Growing up, James Bain never heard much about his great-uncle's military service. His grandmother and other relatives sometimes spoke of him, but details were scarce.
Sgt. James Otis Mellotte died during his service in 1945 -- five years before Bain's birth.
While in the U.S. Air Force, Mellotte served under the command of the Office of Strategic Services (OSS), a short-lived military intelligence agency formed during World War II, and a predecessor to the CIA.
In December 2016, Congress collectively awarded OSS veterans the Congressional Gold Medal, and on Wednesday, U.S. Rep. James Comer presented Bain with a Congressional Gold Medal in honor of Mellotte's service.
"It's an honor," said Bain, a lifelong Paducah resident who served a few stints in the National Guard.

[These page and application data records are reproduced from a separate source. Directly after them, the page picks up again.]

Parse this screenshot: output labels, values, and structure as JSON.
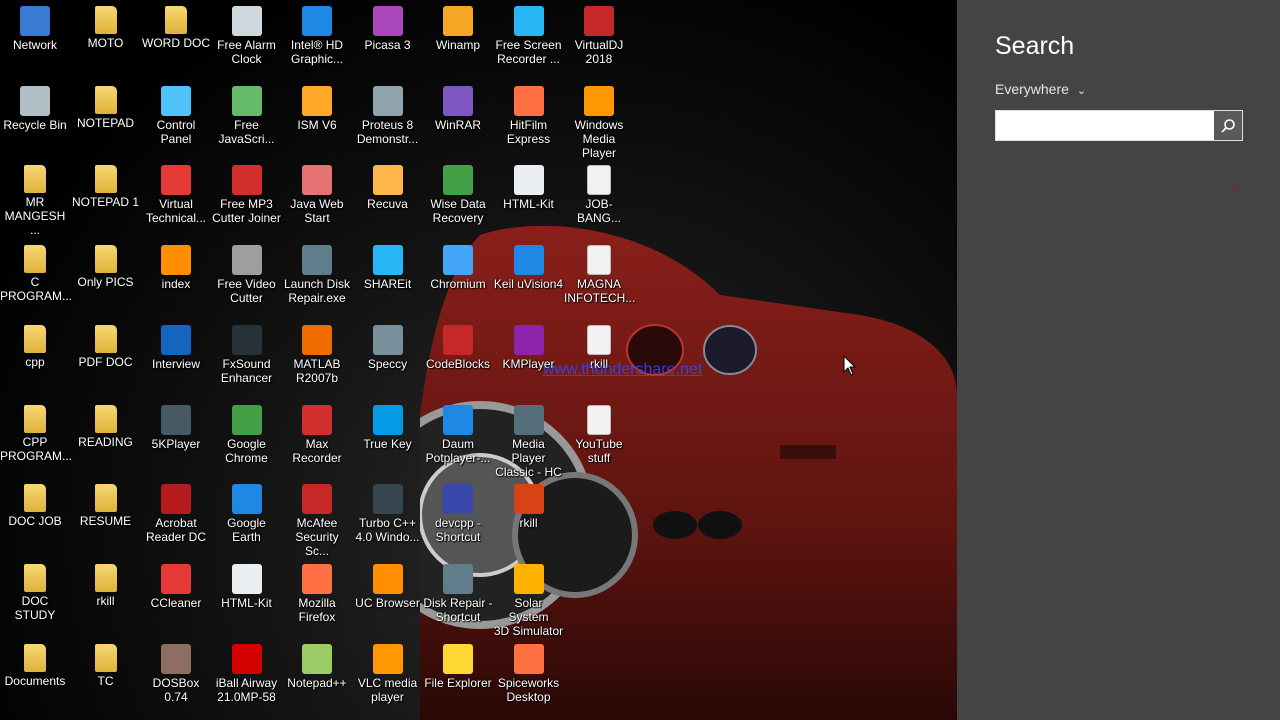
{
  "desktop": {
    "watermark": "www.thundershare.net",
    "icons": [
      {
        "label": "Network",
        "icon": "network-icon",
        "color": "#3a7bd5"
      },
      {
        "label": "MOTO",
        "icon": "folder-icon",
        "color": "#e8c04a"
      },
      {
        "label": "WORD DOC",
        "icon": "folder-icon",
        "color": "#e8c04a"
      },
      {
        "label": "Free Alarm\nClock",
        "icon": "alarm-clock-icon",
        "color": "#cfd8dc"
      },
      {
        "label": "Intel® HD\nGraphic...",
        "icon": "intel-graphics-icon",
        "color": "#1e88e5"
      },
      {
        "label": "Picasa 3",
        "icon": "picasa-icon",
        "color": "#ab47bc"
      },
      {
        "label": "Winamp",
        "icon": "winamp-icon",
        "color": "#f5a623"
      },
      {
        "label": "Free Screen\nRecorder ...",
        "icon": "screen-recorder-icon",
        "color": "#29b6f6"
      },
      {
        "label": "VirtualDJ\n2018",
        "icon": "virtualdj-icon",
        "color": "#c62828"
      },
      {
        "label": "Recycle Bin",
        "icon": "recycle-bin-icon",
        "color": "#b0bec5"
      },
      {
        "label": "NOTEPAD",
        "icon": "folder-icon",
        "color": "#e8c04a"
      },
      {
        "label": "Control\nPanel",
        "icon": "control-panel-icon",
        "color": "#4fc3f7"
      },
      {
        "label": "Free\nJavaScri...",
        "icon": "javascript-icon",
        "color": "#66bb6a"
      },
      {
        "label": "ISM V6",
        "icon": "ism-icon",
        "color": "#ffa726"
      },
      {
        "label": "Proteus 8\nDemonstr...",
        "icon": "proteus-icon",
        "color": "#90a4ae"
      },
      {
        "label": "WinRAR",
        "icon": "winrar-icon",
        "color": "#7e57c2"
      },
      {
        "label": "HitFilm\nExpress",
        "icon": "hitfilm-icon",
        "color": "#ff7043"
      },
      {
        "label": "Windows\nMedia Player",
        "icon": "media-player-icon",
        "color": "#ff9800"
      },
      {
        "label": "MR\nMANGESH ...",
        "icon": "folder-icon",
        "color": "#e8c04a"
      },
      {
        "label": "NOTEPAD 1",
        "icon": "folder-icon",
        "color": "#e8c04a"
      },
      {
        "label": "Virtual\nTechnical...",
        "icon": "pdf-icon",
        "color": "#e53935"
      },
      {
        "label": "Free MP3\nCutter Joiner",
        "icon": "mp3-cutter-icon",
        "color": "#d32f2f"
      },
      {
        "label": "Java Web\nStart",
        "icon": "java-icon",
        "color": "#e57373"
      },
      {
        "label": "Recuva",
        "icon": "recuva-icon",
        "color": "#ffb74d"
      },
      {
        "label": "Wise Data\nRecovery",
        "icon": "wise-recovery-icon",
        "color": "#43a047"
      },
      {
        "label": "HTML-Kit",
        "icon": "html-kit-icon",
        "color": "#eceff1"
      },
      {
        "label": "JOB-BANG...",
        "icon": "document-icon",
        "color": "#f5f5f5"
      },
      {
        "label": "C\nPROGRAM...",
        "icon": "folder-icon",
        "color": "#e8c04a"
      },
      {
        "label": "Only PICS",
        "icon": "folder-icon",
        "color": "#e8c04a"
      },
      {
        "label": "index",
        "icon": "uc-browser-icon",
        "color": "#ff8f00"
      },
      {
        "label": "Free Video\nCutter",
        "icon": "video-cutter-icon",
        "color": "#9e9e9e"
      },
      {
        "label": "Launch Disk\nRepair.exe",
        "icon": "disk-repair-icon",
        "color": "#607d8b"
      },
      {
        "label": "SHAREit",
        "icon": "shareit-icon",
        "color": "#29b6f6"
      },
      {
        "label": "Chromium",
        "icon": "chromium-icon",
        "color": "#42a5f5"
      },
      {
        "label": "Keil uVision4",
        "icon": "keil-icon",
        "color": "#1e88e5"
      },
      {
        "label": "MAGNA\nINFOTECH...",
        "icon": "document-icon",
        "color": "#f5f5f5"
      },
      {
        "label": "cpp",
        "icon": "folder-icon",
        "color": "#e8c04a"
      },
      {
        "label": "PDF DOC",
        "icon": "folder-icon",
        "color": "#e8c04a"
      },
      {
        "label": "Interview",
        "icon": "word-icon",
        "color": "#1565c0"
      },
      {
        "label": "FxSound\nEnhancer",
        "icon": "fxsound-icon",
        "color": "#263238"
      },
      {
        "label": "MATLAB\nR2007b",
        "icon": "matlab-icon",
        "color": "#ef6c00"
      },
      {
        "label": "Speccy",
        "icon": "speccy-icon",
        "color": "#78909c"
      },
      {
        "label": "CodeBlocks",
        "icon": "codeblocks-icon",
        "color": "#c62828"
      },
      {
        "label": "KMPlayer",
        "icon": "kmplayer-icon",
        "color": "#8e24aa"
      },
      {
        "label": "rkill",
        "icon": "document-icon",
        "color": "#f5f5f5"
      },
      {
        "label": "CPP\nPROGRAM...",
        "icon": "folder-icon",
        "color": "#e8c04a"
      },
      {
        "label": "READING",
        "icon": "folder-icon",
        "color": "#e8c04a"
      },
      {
        "label": "5KPlayer",
        "icon": "5kplayer-icon",
        "color": "#455a64"
      },
      {
        "label": "Google\nChrome",
        "icon": "chrome-icon",
        "color": "#43a047"
      },
      {
        "label": "Max\nRecorder",
        "icon": "max-recorder-icon",
        "color": "#d32f2f"
      },
      {
        "label": "True Key",
        "icon": "true-key-icon",
        "color": "#039be5"
      },
      {
        "label": "Daum\nPotplayer-...",
        "icon": "potplayer-icon",
        "color": "#1e88e5"
      },
      {
        "label": "Media Player\nClassic - HC",
        "icon": "mpc-icon",
        "color": "#546e7a"
      },
      {
        "label": "YouTube\nstuff",
        "icon": "document-icon",
        "color": "#f5f5f5"
      },
      {
        "label": "DOC JOB",
        "icon": "folder-icon",
        "color": "#e8c04a"
      },
      {
        "label": "RESUME",
        "icon": "folder-icon",
        "color": "#e8c04a"
      },
      {
        "label": "Acrobat\nReader DC",
        "icon": "acrobat-icon",
        "color": "#b71c1c"
      },
      {
        "label": "Google Earth",
        "icon": "google-earth-icon",
        "color": "#1e88e5"
      },
      {
        "label": "McAfee\nSecurity Sc...",
        "icon": "mcafee-icon",
        "color": "#c62828"
      },
      {
        "label": "Turbo C++\n4.0 Windo...",
        "icon": "turbo-cpp-icon",
        "color": "#37474f"
      },
      {
        "label": "devcpp -\nShortcut",
        "icon": "devcpp-icon",
        "color": "#3949ab"
      },
      {
        "label": "rkill",
        "icon": "rkill-icon",
        "color": "#d84315"
      },
      {
        "label": "DOC STUDY",
        "icon": "folder-icon",
        "color": "#e8c04a"
      },
      {
        "label": "rkill",
        "icon": "folder-icon",
        "color": "#e8c04a"
      },
      {
        "label": "CCleaner",
        "icon": "ccleaner-icon",
        "color": "#e53935"
      },
      {
        "label": "HTML-Kit",
        "icon": "html-kit-icon",
        "color": "#eceff1"
      },
      {
        "label": "Mozilla\nFirefox",
        "icon": "firefox-icon",
        "color": "#ff7043"
      },
      {
        "label": "UC Browser",
        "icon": "uc-browser-icon",
        "color": "#ff8f00"
      },
      {
        "label": "Disk Repair -\nShortcut",
        "icon": "disk-repair-icon",
        "color": "#607d8b"
      },
      {
        "label": "Solar System\n3D Simulator",
        "icon": "solar-system-icon",
        "color": "#ffb300"
      },
      {
        "label": "Documents",
        "icon": "folder-icon",
        "color": "#e8c04a"
      },
      {
        "label": "TC",
        "icon": "folder-icon",
        "color": "#e8c04a"
      },
      {
        "label": "DOSBox 0.74",
        "icon": "dosbox-icon",
        "color": "#8d6e63"
      },
      {
        "label": "iBall Airway\n21.0MP-58",
        "icon": "iball-icon",
        "color": "#d50000"
      },
      {
        "label": "Notepad++",
        "icon": "notepadpp-icon",
        "color": "#9ccc65"
      },
      {
        "label": "VLC media\nplayer",
        "icon": "vlc-icon",
        "color": "#ff9800"
      },
      {
        "label": "File Explorer",
        "icon": "file-explorer-icon",
        "color": "#fdd835"
      },
      {
        "label": "Spiceworks\nDesktop",
        "icon": "spiceworks-icon",
        "color": "#ff7043"
      }
    ]
  },
  "search": {
    "title": "Search",
    "scope": "Everywhere",
    "input_value": "",
    "pane_color": "#444444"
  }
}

"For years I just knew he was in the Army Air Force."
Bain said he's been researching Mellotte for a few decades -- the government has been declassifying OSS documents in batches since the 1980s -- but specific information about Mellotte's service didn't come until more recently.
"All the information was a closed book until 10, maybe 15 years ago," he said.
Mellotte served in "Operation Carpetbagger," which performed aerial missions including delivery of weapons and other material to European resistance fighters.
His plane crashed near Lyon, France, in February 1945 after an engine failure while trying to land in foggy conditions, according to records.
Comer said he was honored to be involved in passing the bill that allowed previously unrecognized veterans to be honored.
He said the government is "very committed to recognizing our veterans and the families of the veterans who gave their lives for our country."
Comer has been involved in various recognitions before, but he said Wednesday was the first time he's been able to award the Congressional Gold Medal.
Comer said he's unaware of others in the area linked to OSS service, but he said his office is working with various local families on getting other awards in order.
"We want veterans to know that we're gonna never forget the sacrifice," he said, adding there's a priority to recognize World War II, Korea and Vietnam veterans at or near the ends of their lives.
"There's a sense of urgency in Congress to try to recognize those that didn't get the recognition they deserved when they came home."